12/11/2012 | | Special To The Jewish Week | Opinion

Here is my message to my colleagues, the rabbis of B’nai Jeshurun:

I read with dismay your letter about the United Nations vote upgrading the Palestinian status to observer state, and your subsequent letter expressing regret for the feelings of alienation that it caused, but affirming the essence of your original message.

12/10/2012 | | Special To The Jewish Week | Opinion

For Rabbi Ammiel Hirsch's piece, "Liberal Rabbi: BJ Colleagues Gave The Wrong Message," click here.

It would be very foolish for a secular Jew to step into a dispute between two or more rabbis.
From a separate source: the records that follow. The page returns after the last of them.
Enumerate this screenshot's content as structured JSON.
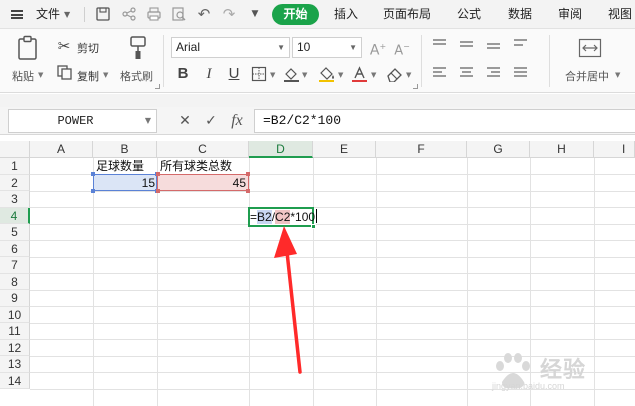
{
  "menubar": {
    "file_label": "文件",
    "tabs": [
      {
        "label": "开始",
        "active": true
      },
      {
        "label": "插入"
      },
      {
        "label": "页面布局"
      },
      {
        "label": "公式"
      },
      {
        "label": "数据"
      },
      {
        "label": "审阅"
      },
      {
        "label": "视图"
      }
    ],
    "quick_access": [
      "save-icon",
      "share-icon",
      "print-icon",
      "print-preview-icon",
      "undo-icon",
      "redo-icon",
      "more-icon"
    ]
  },
  "ribbon": {
    "paste_label": "粘贴",
    "cut_label": "剪切",
    "copy_label": "复制",
    "format_painter_label": "格式刷",
    "font_name": "Arial",
    "font_size": "10",
    "bold": "B",
    "italic": "I",
    "underline": "U",
    "merge_label": "合并居中"
  },
  "formula_bar": {
    "name_box": "POWER",
    "cancel_symbol": "✕",
    "enter_symbol": "✓",
    "fx_symbol": "fx",
    "formula": "=B2/C2*100"
  },
  "sheet": {
    "columns": [
      "A",
      "B",
      "C",
      "D",
      "E",
      "F",
      "G",
      "H",
      "I"
    ],
    "rows": [
      "1",
      "2",
      "3",
      "4",
      "5",
      "6",
      "7",
      "8",
      "9",
      "10",
      "11",
      "12",
      "13",
      "14"
    ],
    "active_cell": "D4",
    "cells": {
      "B1": "足球数量",
      "C1": "所有球类总数",
      "B2": "15",
      "C2": "45"
    },
    "edit_tokens": {
      "eq": "=",
      "ref1": "B2",
      "op1": "/",
      "ref2": "C2",
      "op2": "*100"
    }
  },
  "watermark": {
    "text_main": "经验",
    "text_sub": "jingyan.baidu.com"
  },
  "colors": {
    "accent_green": "#1aa34a",
    "ref_blue": "#5b82d6",
    "ref_red": "#d46a6a",
    "arrow_red": "#ff2a2a"
  }
}
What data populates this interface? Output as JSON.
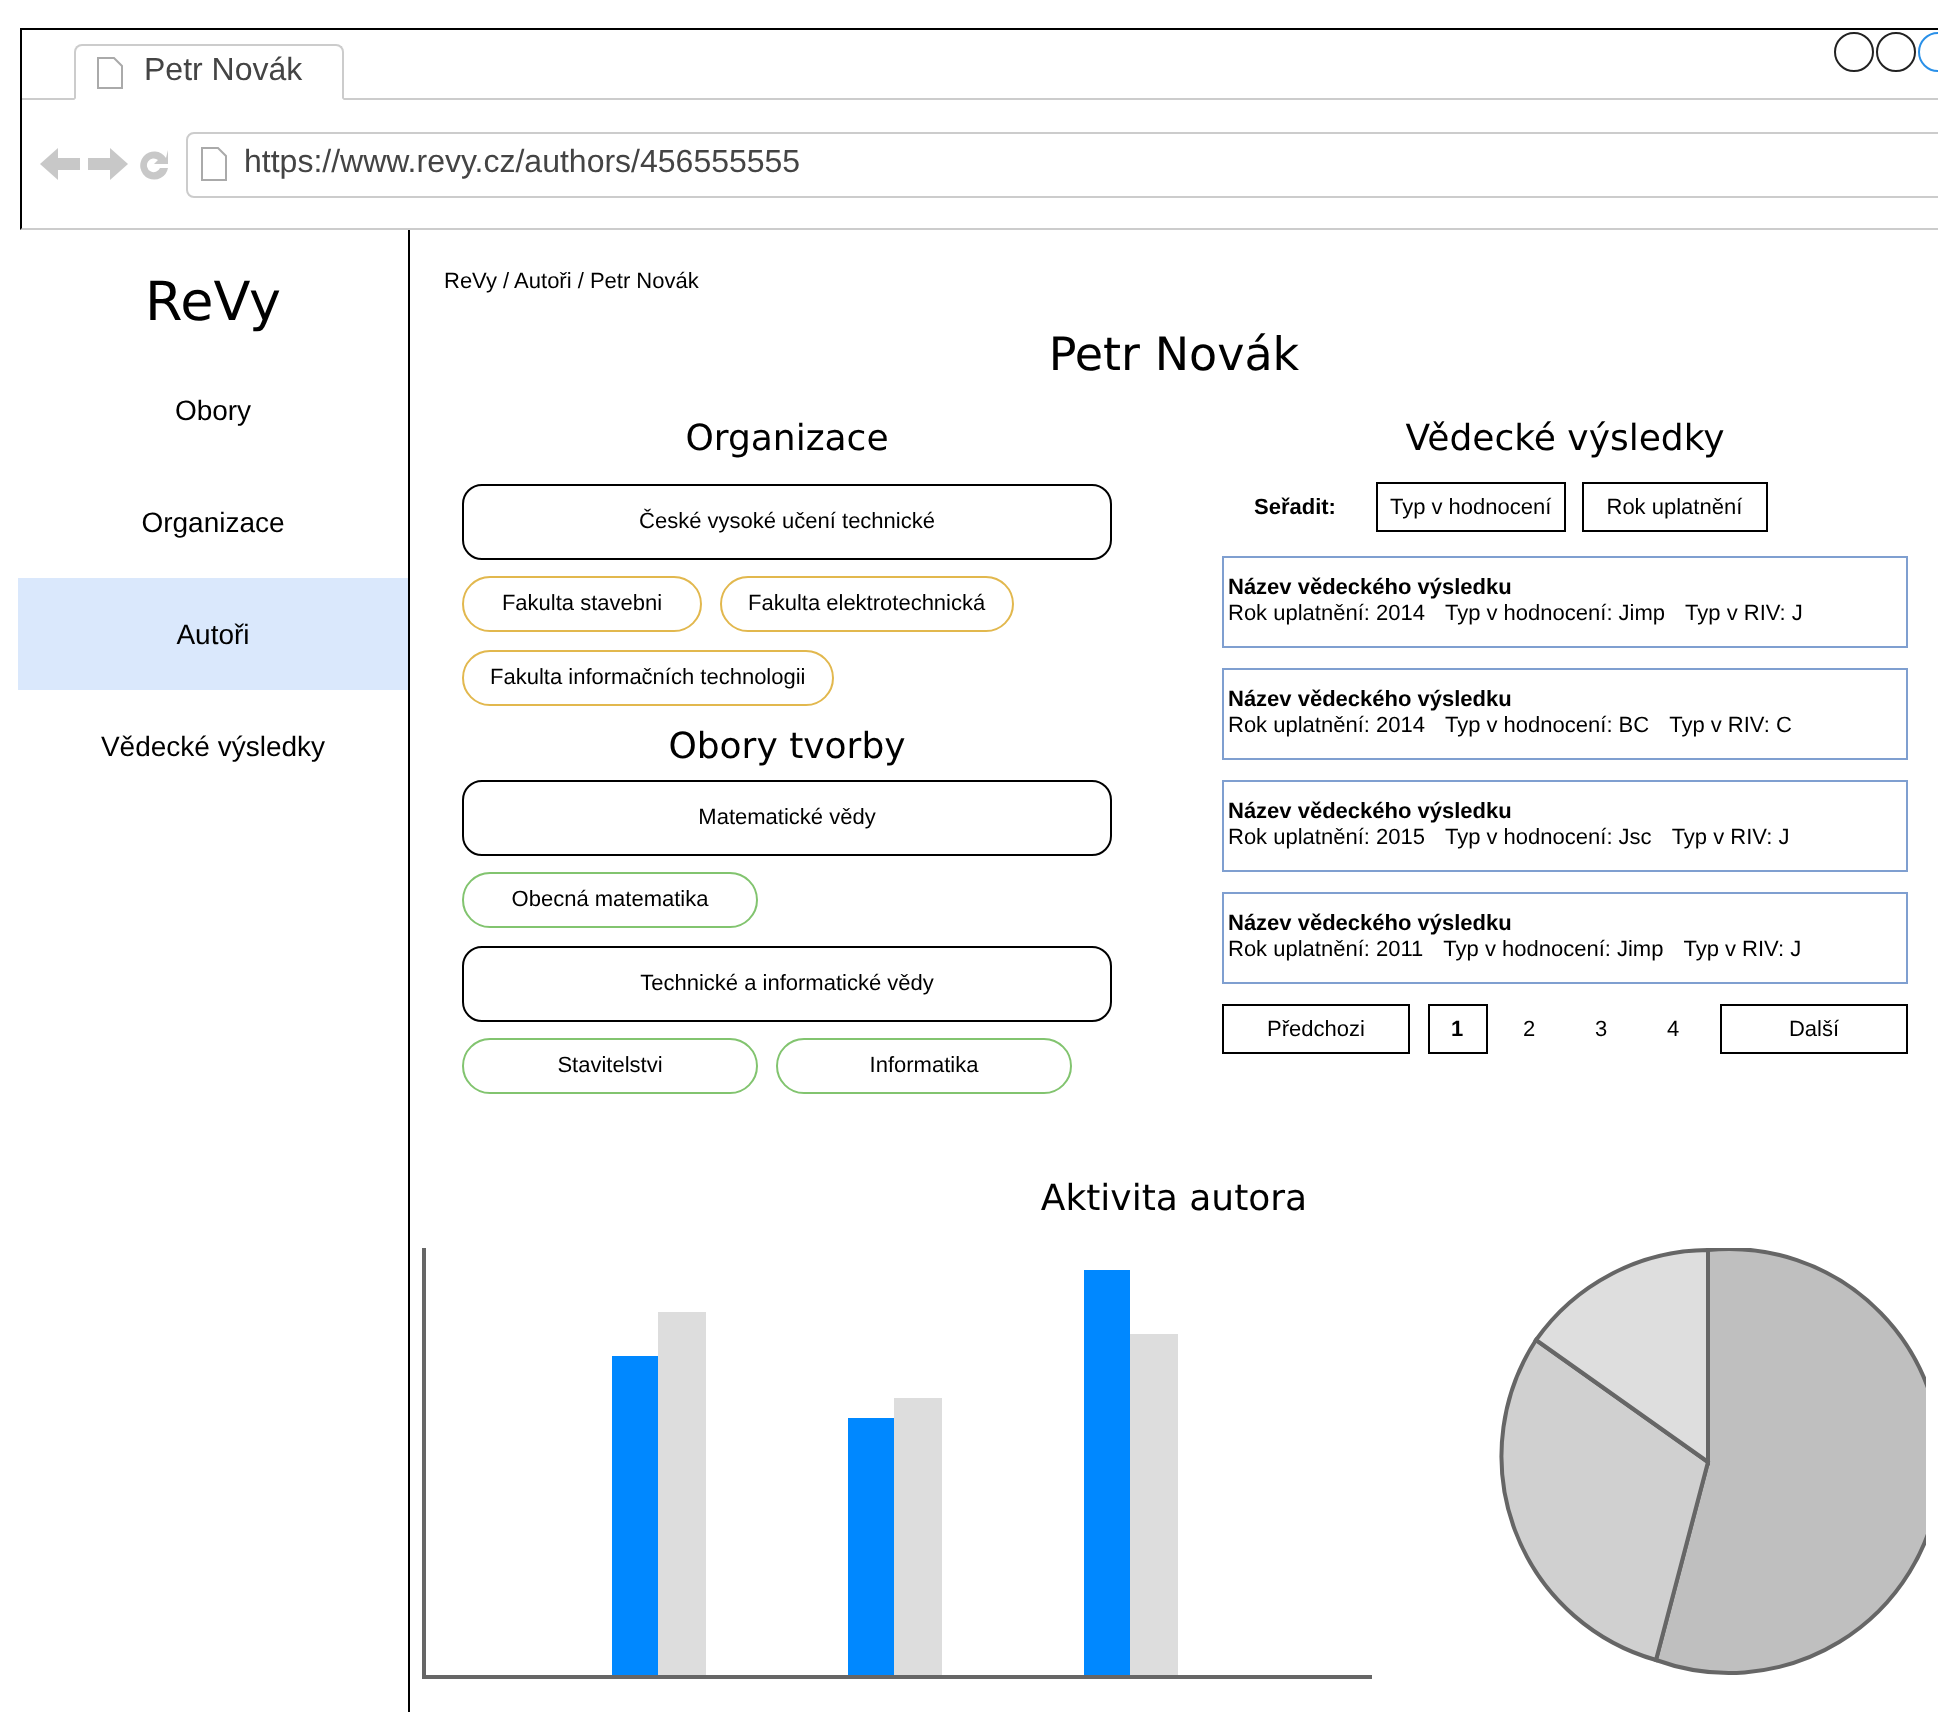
{
  "browser": {
    "tab_title": "Petr Novák",
    "url": "https://www.revy.cz/authors/456555555"
  },
  "sidebar": {
    "brand": "ReVy",
    "items": [
      {
        "label": "Obory",
        "selected": false
      },
      {
        "label": "Organizace",
        "selected": false
      },
      {
        "label": "Autoři",
        "selected": true
      },
      {
        "label": "Vědecké výsledky",
        "selected": false
      }
    ]
  },
  "breadcrumb": "ReVy / Autoři / Petr Novák",
  "title": "Petr Novák",
  "organizations": {
    "heading": "Organizace",
    "groups": [
      {
        "name": "České vysoké učení technické",
        "children": [
          "Fakulta stavebni",
          "Fakulta elektrotechnická",
          "Fakulta informačních technologii"
        ]
      }
    ]
  },
  "fields": {
    "heading": "Obory tvorby",
    "groups": [
      {
        "name": "Matematické vědy",
        "children": [
          "Obecná matematika"
        ]
      },
      {
        "name": "Technické a informatické vědy",
        "children": [
          "Stavitelstvi",
          "Informatika"
        ]
      }
    ]
  },
  "results": {
    "heading": "Vědecké výsledky",
    "sort_label": "Seřadit:",
    "sort_buttons": [
      "Typ v hodnocení",
      "Rok uplatnění"
    ],
    "items": [
      {
        "title": "Název vědeckého výsledku",
        "meta": [
          "Rok uplatnění: 2014",
          "Typ v hodnocení: Jimp",
          "Typ v RIV: J"
        ]
      },
      {
        "title": "Název vědeckého výsledku",
        "meta": [
          "Rok uplatnění: 2014",
          "Typ v hodnocení: BC",
          "Typ v RIV: C"
        ]
      },
      {
        "title": "Název vědeckého výsledku",
        "meta": [
          "Rok uplatnění: 2015",
          "Typ v hodnocení: Jsc",
          "Typ v RIV: J"
        ]
      },
      {
        "title": "Název vědeckého výsledku",
        "meta": [
          "Rok uplatnění: 2011",
          "Typ v hodnocení: Jimp",
          "Typ v RIV: J"
        ]
      }
    ],
    "pagination": {
      "previous": "Předchozi",
      "next": "Další",
      "pages": [
        {
          "label": "1",
          "selected": true
        },
        {
          "label": "2",
          "selected": false
        },
        {
          "label": "3",
          "selected": false
        },
        {
          "label": "4",
          "selected": false
        }
      ]
    }
  },
  "activity": {
    "heading": "Aktivita autora"
  }
}
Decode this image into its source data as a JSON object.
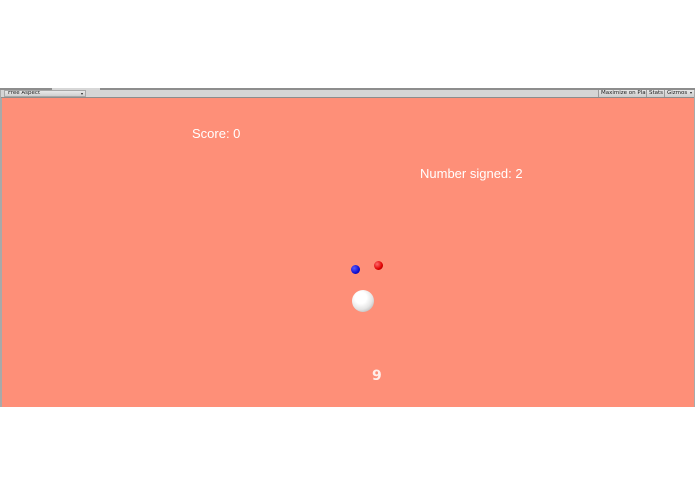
{
  "toolbar": {
    "aspect_label": "Free Aspect",
    "aspect_caret": "▾",
    "maximize_label": "Maximize on Play",
    "stats_label": "Stats",
    "gizmos_label": "Gizmos",
    "gizmos_caret": "▾"
  },
  "game": {
    "background_color": "#fe8f78",
    "score_text": "Score: 0",
    "number_signed_text": "Number signed: 2",
    "center_glyph": "9",
    "balls": [
      {
        "name": "blue",
        "color": "#1010d0"
      },
      {
        "name": "red",
        "color": "#e00000"
      },
      {
        "name": "white",
        "color": "#ffffff"
      }
    ]
  }
}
But given that I find the current dispute to be touching on a core concept of Jewish identity, whether it be religious or secular, I will take the risk and responsibility of such foolishness.

12/10/2012 | | Special To The Jewish Week | Opinion

Open your eyes and see the fires burning in Afghanistan, Egypt, Syria, Bahrain, Libya and Lebanon, whilst Israel’s economic development marches forward relentlessly. While Jerusalem is on track to becoming a world city as the principal hub of tourism to the Middle East and Damascus, both Cairo and Beirut are crippled and simply unable to respond. In competitive terms, it’s as if all of Apple’s iPhones and Google’s Androids ceased operating just when Nokia began to produce their best products.

12/10/2012 | | Opinion

Serving our country as a chaplain is, in many respects, about living with a great tension. Chaplains serve as visible reminders of the holy – the antithesis to war and conflict. Yet the very people I serve and the uniform I wear represents the harsh reality of battles and self-sacrifice, even if in the pursuit of freedom and liberty. Indeed, both to the soldiers I counsel and my congregants at Park Avenue Synagogue, I have long sought to reconcile our desire to pursue peace, in full knowledge that, as Ecclesiastes states: “There is a time for war.”